HARWICH — It seems almost everybody on the Lower Cape has a story to share about a friend or family member with Alzheimer's disease or dementia, and there's a growing need for support, counseling and programs. This weekend, a special fundraiser will take place to support the grassroots Alzheimer’s Family Support Center of Cape Cod, which offers a range of services, all free of charge, covering the full range of the disease progression.
Organized years ago by former Harwich Council on Aging Director Barbara-Anne Foley as the “Remembery Walk,” the event is now called the Dave Birtwell Memorial Walk for Alzheimer’s. It’s not only an important fundraiser for Alzheimer’s Family Support Center (AFSC), but it’s an opportunity for socialization for individuals and caregivers. The walk happens on May 11 from 11 a.m. to 2 p.m. at Brooks Park, Harwich Center, and while they are not required, donations will be accepted.
Through support groups held in every town on the Cape and in more than 800 client contacts every month, AFSC is working to make lives easier for people with Alzheimer’s and related dementia, co-founder and Executive Director Molly Perdue said.
“Until there’s a cure, there are actually things people can do to make their lives easier,” she said.
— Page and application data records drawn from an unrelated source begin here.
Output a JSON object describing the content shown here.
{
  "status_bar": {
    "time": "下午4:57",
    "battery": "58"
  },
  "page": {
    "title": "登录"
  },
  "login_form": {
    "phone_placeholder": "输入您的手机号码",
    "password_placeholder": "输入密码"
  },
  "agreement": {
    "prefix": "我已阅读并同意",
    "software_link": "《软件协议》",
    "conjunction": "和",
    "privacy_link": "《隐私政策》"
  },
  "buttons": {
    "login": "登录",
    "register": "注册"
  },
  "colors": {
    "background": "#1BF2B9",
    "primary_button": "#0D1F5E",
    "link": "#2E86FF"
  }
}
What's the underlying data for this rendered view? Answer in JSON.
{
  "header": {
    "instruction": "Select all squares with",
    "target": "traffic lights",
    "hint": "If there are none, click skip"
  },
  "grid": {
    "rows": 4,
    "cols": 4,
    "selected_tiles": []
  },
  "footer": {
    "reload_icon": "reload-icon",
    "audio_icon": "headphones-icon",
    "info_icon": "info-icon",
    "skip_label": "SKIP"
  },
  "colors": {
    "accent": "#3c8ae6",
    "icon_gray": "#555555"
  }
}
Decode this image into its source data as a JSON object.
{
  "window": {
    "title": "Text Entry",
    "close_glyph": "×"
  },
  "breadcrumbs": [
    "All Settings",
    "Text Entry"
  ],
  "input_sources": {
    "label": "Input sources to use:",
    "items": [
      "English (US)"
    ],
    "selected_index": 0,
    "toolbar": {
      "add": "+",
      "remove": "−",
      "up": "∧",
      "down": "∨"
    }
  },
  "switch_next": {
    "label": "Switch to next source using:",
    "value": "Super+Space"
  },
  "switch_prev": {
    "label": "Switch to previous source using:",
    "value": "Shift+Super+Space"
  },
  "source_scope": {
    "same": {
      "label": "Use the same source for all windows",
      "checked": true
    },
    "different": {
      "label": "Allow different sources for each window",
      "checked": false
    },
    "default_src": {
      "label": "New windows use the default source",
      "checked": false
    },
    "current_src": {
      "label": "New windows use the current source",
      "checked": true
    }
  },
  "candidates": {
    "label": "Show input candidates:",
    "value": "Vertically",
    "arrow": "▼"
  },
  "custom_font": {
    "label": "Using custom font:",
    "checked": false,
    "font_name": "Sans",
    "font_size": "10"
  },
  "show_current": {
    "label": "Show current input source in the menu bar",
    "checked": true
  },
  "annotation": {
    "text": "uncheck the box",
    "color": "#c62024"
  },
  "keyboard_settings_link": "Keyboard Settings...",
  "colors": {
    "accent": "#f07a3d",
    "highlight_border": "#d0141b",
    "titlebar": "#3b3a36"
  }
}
That often means “stabilizing” the individual by providing support for the problems that arise because of Alzheimer’s, Perdue said. While AFSC helps hundreds of families, there are many others who have not taken advantage of the group’s free services.
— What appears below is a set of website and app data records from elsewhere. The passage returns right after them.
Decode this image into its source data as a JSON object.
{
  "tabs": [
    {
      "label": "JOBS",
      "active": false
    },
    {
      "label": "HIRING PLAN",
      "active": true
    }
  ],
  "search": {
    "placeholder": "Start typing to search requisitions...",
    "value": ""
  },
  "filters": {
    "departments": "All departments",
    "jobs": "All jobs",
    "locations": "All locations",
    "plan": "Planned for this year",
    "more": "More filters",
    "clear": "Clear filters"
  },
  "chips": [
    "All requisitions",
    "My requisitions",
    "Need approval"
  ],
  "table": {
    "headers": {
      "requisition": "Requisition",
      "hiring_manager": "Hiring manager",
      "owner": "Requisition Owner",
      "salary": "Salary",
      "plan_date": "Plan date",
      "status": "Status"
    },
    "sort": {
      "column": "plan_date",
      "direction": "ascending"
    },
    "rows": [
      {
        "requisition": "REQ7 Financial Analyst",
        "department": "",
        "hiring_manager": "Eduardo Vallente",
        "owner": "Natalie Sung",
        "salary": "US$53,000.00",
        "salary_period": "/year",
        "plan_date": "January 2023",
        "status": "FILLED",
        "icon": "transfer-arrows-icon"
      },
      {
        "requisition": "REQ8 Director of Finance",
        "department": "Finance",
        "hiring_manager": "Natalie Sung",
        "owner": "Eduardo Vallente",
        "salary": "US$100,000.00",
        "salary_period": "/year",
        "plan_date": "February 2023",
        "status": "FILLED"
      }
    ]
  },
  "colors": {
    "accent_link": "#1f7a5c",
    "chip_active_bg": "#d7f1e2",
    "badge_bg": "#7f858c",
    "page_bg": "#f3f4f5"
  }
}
“Still 50 percent of people don’t get a formal diagnosis,” she said. “We’re trying to help people start breaking down the barriers of stigma and fear.”
Melanie Braverman, development and cultural director and co-founder, said a key objective is to reduce the isolation that comes with the disease. She runs a support group in Brewster that includes members who are in various stages of Alzheimer’s and dementia, “and they’ve become really good friends,” she said. When one member had trouble finding the right words to tell a story, the group played a kind of charades to help her communicate. The result was that the group had fun, the storyteller felt supported, and the other members were empowered to help her.
“It’s about bringing people back into the community,” she said.
Another way to build community is through special events like the Birtwell Walk, which is specifically designed to be dementia-friendly. The event happens around midday, not in the early morning, a time that can be challenging for people with dementia and their caregivers. All participants get name tags, to reduce the anxiety that comes from not being able to remember names. As in the past, the event will include live music from the Sound Dunes, but this year the walk will feature a dance floor, where an adaptive dancing program will take place. Volunteer Ed McManus will run the barbecue, and there will be various resources available for participants. Walking the short course is also purely optional, and there are other activities for those who have trouble walking. There will also be lots of resources for caregivers.
“If caregivers are going to give you three-and-a-half or four hours of their life, you’ve got to help them,” Braverman said.
A key goal of AFSC is to help caregivers with strategies, techniques and information that can reduce frustration and improve care. Building on a highly successful event last year, the group is holding a day-long conference on June 26 called “A Positive Approach to Dementia Care,” featuring nationally renowned specialist Teepa Snow. The event will happen at the Barnstable Performing Arts Center, 744 West Main St., Hyannis, and is free to attend. For information or to register, visit www.AlzheimersCapeCod.org or call 508-896-5170. Respite care and continuing education credits are available. More information about the conference will be available at the Birtwell Walk this Saturday.
Walkers can also learn more about the free memory screenings offered by AFSC. Clinical Director Vaughn Harding said people who frequently have trouble finding the right word, or who experience unusual confusion, should first have a medical check-up, and should then consider being screened. Some memory loss and confusion can be caused by medical problems not related to Alzheimer’s or dementia, and can be reversed if caught early enough. Memory screenings are not a diagnostic tool, but can provide a baseline for comparison with future screenings, Harding said.
The Dave Birtwell Memorial Walk is made possible by support from many local businesses, as well as the Friends of the Harwich Council on Aging. Additional business sponsors are needed; for information, contact Braverman at 508-896-5170. People are welcome to take part in the walk without making a financial contribution, and can also give without walking.